ANNAPOLIS | Public-employee unions are anticipating a big win this year in Maryland, fighting back General Assembly efforts to make counties share nearly $1 billion in teacher pension costs with the state.
House and Senate subcommittees in the Democrat-controlled Assembly have passed several reforms this session to rein in pension costs, including a House plan that requires state employees to increase their contributions from 5 percent to 7 percent, raising the early-retirement age from 55 to 60 and shifting $17 million in administrative costs onto the counties.
But House and Senate leaders have - at least for now - relented in their efforts to get counties to share the projected $928 million bill for teacher-pension benefits, which would have helped the state close a $200 million budget shortfall and sustain its increasingly underfunded pension system.
Union leaders and other opponents of the cost-sharing argued that many counties are now in too dire financial shape to foot the bill without making further cuts and that higher costs on employees could hurt teacher recruiting and retention.

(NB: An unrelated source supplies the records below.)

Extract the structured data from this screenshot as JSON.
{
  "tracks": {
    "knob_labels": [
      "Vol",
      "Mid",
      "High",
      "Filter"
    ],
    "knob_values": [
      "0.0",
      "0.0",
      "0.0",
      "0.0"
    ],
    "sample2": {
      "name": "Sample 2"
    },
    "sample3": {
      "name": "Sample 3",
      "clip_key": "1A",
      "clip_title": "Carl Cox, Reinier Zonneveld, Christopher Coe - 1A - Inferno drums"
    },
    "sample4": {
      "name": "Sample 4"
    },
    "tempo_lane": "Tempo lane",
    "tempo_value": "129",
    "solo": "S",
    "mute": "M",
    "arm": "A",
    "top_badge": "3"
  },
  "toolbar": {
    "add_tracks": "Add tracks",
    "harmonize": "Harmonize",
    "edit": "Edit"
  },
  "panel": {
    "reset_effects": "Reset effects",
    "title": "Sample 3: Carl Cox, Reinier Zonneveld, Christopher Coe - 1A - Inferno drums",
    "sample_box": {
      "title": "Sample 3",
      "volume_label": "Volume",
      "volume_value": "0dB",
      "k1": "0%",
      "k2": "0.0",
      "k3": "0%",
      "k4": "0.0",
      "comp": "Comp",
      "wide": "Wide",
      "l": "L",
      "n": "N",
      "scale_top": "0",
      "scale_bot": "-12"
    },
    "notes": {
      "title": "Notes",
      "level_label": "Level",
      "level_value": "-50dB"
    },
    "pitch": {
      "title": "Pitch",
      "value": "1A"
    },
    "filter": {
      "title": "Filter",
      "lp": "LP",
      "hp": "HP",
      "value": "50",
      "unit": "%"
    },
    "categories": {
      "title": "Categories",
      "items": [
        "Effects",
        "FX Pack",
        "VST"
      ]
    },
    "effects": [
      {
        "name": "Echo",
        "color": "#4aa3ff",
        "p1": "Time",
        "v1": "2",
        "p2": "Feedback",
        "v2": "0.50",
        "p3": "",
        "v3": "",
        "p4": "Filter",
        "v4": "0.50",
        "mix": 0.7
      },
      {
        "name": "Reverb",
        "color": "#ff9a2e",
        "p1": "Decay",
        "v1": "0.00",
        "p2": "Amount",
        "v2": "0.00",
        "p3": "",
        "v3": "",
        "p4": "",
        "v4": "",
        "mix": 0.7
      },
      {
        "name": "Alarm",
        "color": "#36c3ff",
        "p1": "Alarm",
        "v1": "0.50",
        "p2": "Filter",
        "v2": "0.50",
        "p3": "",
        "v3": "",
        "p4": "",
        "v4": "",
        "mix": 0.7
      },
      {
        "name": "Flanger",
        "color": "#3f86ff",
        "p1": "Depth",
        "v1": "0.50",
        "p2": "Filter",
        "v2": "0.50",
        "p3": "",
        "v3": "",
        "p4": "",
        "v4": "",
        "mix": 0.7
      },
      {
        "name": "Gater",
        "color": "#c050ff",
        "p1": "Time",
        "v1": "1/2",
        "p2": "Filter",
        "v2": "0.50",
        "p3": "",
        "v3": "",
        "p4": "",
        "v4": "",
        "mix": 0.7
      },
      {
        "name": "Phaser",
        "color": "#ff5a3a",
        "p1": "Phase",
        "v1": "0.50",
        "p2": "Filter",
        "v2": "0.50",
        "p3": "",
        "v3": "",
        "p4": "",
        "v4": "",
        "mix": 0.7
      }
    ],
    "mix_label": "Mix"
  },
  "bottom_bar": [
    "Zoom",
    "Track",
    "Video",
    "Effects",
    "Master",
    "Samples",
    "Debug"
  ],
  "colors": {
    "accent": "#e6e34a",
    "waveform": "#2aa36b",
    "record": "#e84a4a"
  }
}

“The proposal thats being discussed would put counties in a difficult position — a crippling position, really,” said Adam Mendelson, spokesman for the Maryland State Education Association, which helped stage a rally earlier this month that brought thousands of teachers to the State House.
The union also said the House plan would have lowered employee morale and put “Maryland’s benefits back at the worst in the nation.”
The situation in Maryland, in which the governorship and Assembly are controlled by Democrat, is markedly different this year than, for example, in Wisconsin or Ohio, where Republican governors and GOP-controlled legislatures have tried to solve budget problems by reducing benefits that unions won for government employees.
Senate President Thomas V. Mike Miller Jr., Prince George’s Democrat, is among the Assembly leaders who supported cost sharing for the state’s 23 counties and Baltimore city, saying it is the only way to save a system racked by struggling investments and spiraling payouts to retirees. He also said changes made this year were “inadequate” and that the issue is far from settled.
“Some of the costs have got to be shifted to the counties who are responsible for the costs,” he said. “And I think it’s going to happen next year.”
Mr. Miller said cost sharing has strong support in the Senate and would likely have passed the chamber this year. However, the House is far more divided on the issue, largely because many junior delegates are reluctant to make an unpopular decision, he said.
Maryland, one of only three states that pay teacher pension benefits without help from local governments, has seen its teacher pension expenses double in the past five years. Its pension system was 93 percent funded in 2003, but will be just 59 percent funded this year.
The changes will be in the fiscal 2012 state budget. The House has passed a $34.2 billion budget, a reworking of the one Democratic Gov. Martin O’Malley submitted in January. The Senate is expected to begin its debate Tuesday, which will be followed by leaders of both chambers meeting to agree on a final version.
Cost-sharing supporters also say such a change is only fair, considering counties control their own salaries and hiring.
“I think were going to eventually have to do something,” said state Sen. Ulysses Currie, Prince Georges Democrat and member of the chamber’s Budget and Taxation Committee. “But these are tough times for local governments.”
Pensions will likely be a major issue again in next years General Assembly, when the state will face an anticipated $1.2 billion structural deficit. While the pension system will be 59 percent funded this year, Mr. OMalley has said he hopes to see the system 80 percent funded by 2023.
Delegate Gail H. Bates, Howard Republican, opposes cost sharing, especially in a time where numerous local governments are facing their own shortfalls. While some cost-sharing supporters have blamed counties for the failing pension system, arguing that they recklessly raised salaries, she said the state is also to blame for overspending and approving pension-benefit enhancements in recent years.
“When we enhanced the pension years ago, the counties never came to us and said, ‘Please increase the payments.’ We did that on our own,” said Mrs. Bates, a member of the House Appropriations Committee, which approved this year’s pension changes.